Terence Riley, partner at Keenen Riley Architects, was MAM’s director between 2006 and 2009, and had an active role in keeping the HdM design in close coordination with the program. “It’s an incredible structure that makes for very engaging spatial relationships,” Riley says. “Nothing will prepare people for the experience of moving through the public spaces and galleries. It will be really one of the most sophisticated museum buildings of our times.”
To build such a structure, a rigorous selection process was put in place and the firm of Moriarty Florida was selected as construction manager. Their track record, having built the expansion of Boston Museum of Art and many high end condos in South Florida, gave them the right background needed for a project like this. Once selected, they coordinated the construction and delivery of actual size prototypes of sections of the project (later used to test finish options and assorted spatial analysis) as part of determining who the concrete sub-contractor would be. “Our construction team is constantly being challenged–and responding–to ensure that we captured the intent of the design, and within a high level of coordination of all parts and parties involved,” says Fernando Vilela, project superintendent at Moriarty Florida.
Portnoff, with the Paratus Group, has overseen many high-profile museum projects, from the ground up, including challenging additions (the Renzo Piano designed expansion of the Gardner Museum in Boston is re-opening this week), says that by doing its “homework” and having a clearly defined set of requirements, the museum paved the way for design excellence. “They were very thoughtful and thorough in developing their building program, laying out the needs for showing art, for serving the community, for protecting visitors from the heat while engaging the park. Every design feature can be traced back to the program brief.”
Indeed, the Herzog & de Meuron design complies with and expands on what the program asked. It gives this young city a sophisticated place for an educated cultural growth, while displaying its art and fostering expansion. With its unique interaction with the site, MAM also reminds users that that this specific museum visit is unlike any other and that it’s happening in Miami.

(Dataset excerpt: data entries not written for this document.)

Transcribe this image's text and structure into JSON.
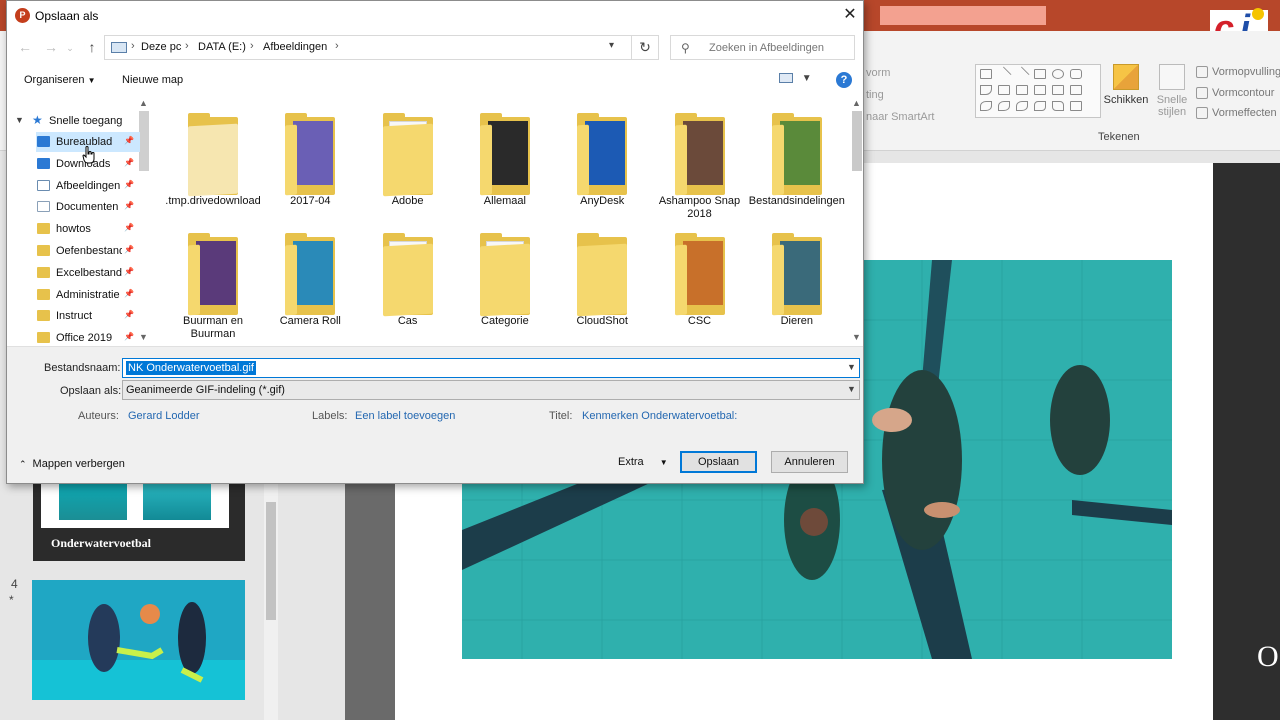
{
  "colors": {
    "accent": "#0078d7",
    "ppt_red": "#b7472a",
    "folder": "#e7c24b"
  },
  "background_app": {
    "ribbon_partials": [
      "vorm",
      "ting",
      "naar SmartArt"
    ],
    "ribbon": {
      "arrange_label": "Schikken",
      "quick_styles_label": "Snelle stijlen",
      "shape_fill": "Vormopvulling",
      "shape_outline": "Vormcontour",
      "shape_effects": "Vormeffecten",
      "group_label": "Tekenen"
    },
    "slide3_caption": "Onderwatervoetbal",
    "slide4_number": "4",
    "slide4_star": "*",
    "right_letter": "O",
    "logo_text": "ci"
  },
  "dialog": {
    "title": "Opslaan als",
    "app_icon": "P",
    "close_icon": "✕",
    "breadcrumbs": [
      "Deze pc",
      "DATA (E:)",
      "Afbeeldingen"
    ],
    "search_placeholder": "Zoeken in Afbeeldingen",
    "toolbar": {
      "organise": "Organiseren",
      "new_folder": "Nieuwe map",
      "help": "?"
    },
    "nav": {
      "quick_access": "Snelle toegang",
      "items": [
        {
          "label": "Bureaublad",
          "icon": "desktop-icon"
        },
        {
          "label": "Downloads",
          "icon": "download-icon"
        },
        {
          "label": "Afbeeldingen",
          "icon": "pictures-icon"
        },
        {
          "label": "Documenten",
          "icon": "documents-icon"
        },
        {
          "label": "howtos",
          "icon": "folder-icon"
        },
        {
          "label": "Oefenbestanden",
          "icon": "folder-icon"
        },
        {
          "label": "Excelbestanden",
          "icon": "folder-icon"
        },
        {
          "label": "Administratie",
          "icon": "folder-icon"
        },
        {
          "label": "Instruct",
          "icon": "folder-icon"
        },
        {
          "label": "Office 2019",
          "icon": "folder-icon"
        }
      ]
    },
    "files": [
      {
        "name": ".tmp.drivedownload",
        "pic": "none"
      },
      {
        "name": "2017-04",
        "pic": "#6a5fb5"
      },
      {
        "name": "Adobe",
        "pic": "paper"
      },
      {
        "name": "Allemaal",
        "pic": "#2a2a2a"
      },
      {
        "name": "AnyDesk",
        "pic": "#1c5ab4"
      },
      {
        "name": "Ashampoo Snap 2018",
        "pic": "#6b4a3a"
      },
      {
        "name": "Bestandsindelingen",
        "pic": "#5a8a3a"
      },
      {
        "name": "Buurman en Buurman",
        "pic": "#5a3a7a"
      },
      {
        "name": "Camera Roll",
        "pic": "#2a8ab8"
      },
      {
        "name": "Cas",
        "pic": "paper"
      },
      {
        "name": "Categorie",
        "pic": "paper"
      },
      {
        "name": "CloudShot",
        "pic": "none"
      },
      {
        "name": "CSC",
        "pic": "#c8702a"
      },
      {
        "name": "Dieren",
        "pic": "#3a6a7a"
      }
    ],
    "form": {
      "filename_label": "Bestandsnaam:",
      "filename_value": "NK Onderwatervoetbal.gif",
      "type_label": "Opslaan als:",
      "type_value": "Geanimeerde GIF-indeling (*.gif)",
      "authors_label": "Auteurs:",
      "authors_value": "Gerard Lodder",
      "labels_label": "Labels:",
      "labels_value": "Een label toevoegen",
      "title_label": "Titel:",
      "title_value": "Kenmerken Onderwatervoetbal:",
      "hide_folders": "Mappen verbergen",
      "extra": "Extra",
      "save": "Opslaan",
      "cancel": "Annuleren"
    }
  }
}
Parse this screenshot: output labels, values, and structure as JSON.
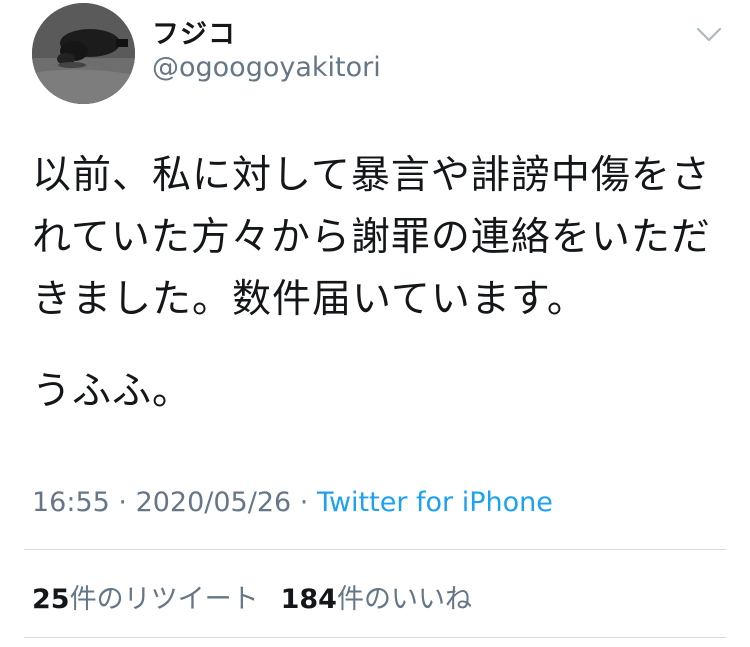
{
  "tweet": {
    "author": {
      "display_name": "フジコ",
      "handle": "@ogoogoyakitori"
    },
    "text_paragraph_1": "以前、私に対して暴言や誹謗中傷をされていた方々から謝罪の連絡をいただきました。数件届いています。",
    "text_paragraph_2": "うふふ。",
    "time": "16:55",
    "separator_1": " · ",
    "date": "2020/05/26",
    "separator_2": " · ",
    "source": "Twitter for iPhone",
    "retweets": {
      "count": "25",
      "label": "件のリツイート"
    },
    "likes": {
      "count": "184",
      "label": "件のいいね"
    },
    "menu_icon": "chevron-down-icon",
    "colors": {
      "link": "#1da1f2",
      "secondary_text": "#657786",
      "primary_text": "#14171a",
      "divider": "#d6dbe0"
    }
  }
}
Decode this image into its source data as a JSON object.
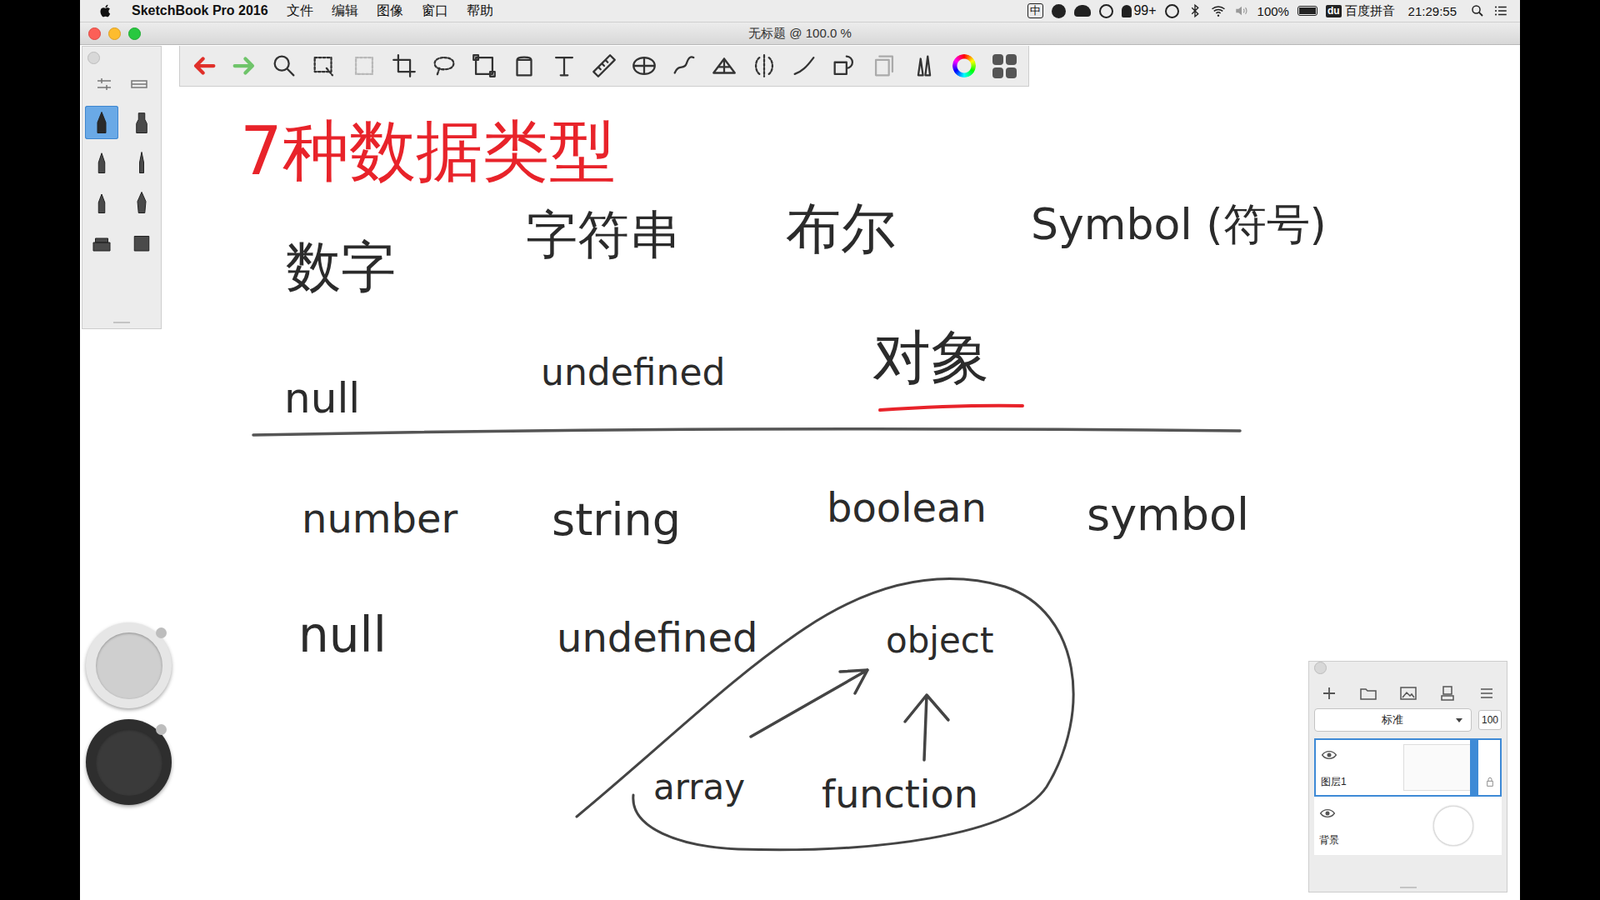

Paul Clemence is an award-winning photographer whose work is part of many collections, including the Mies van der Rohe’s Archives and house by MoMa, New York. He exhibits both in the US and on the international fine art circuit, from classic B & W prints to large scale photo installations. A published author, his work can also be seen in major design and lifestyle publications. His “Architecture Photography” Facebook page (www.facebook.com/archi.photo) receives over half a million hits monthly.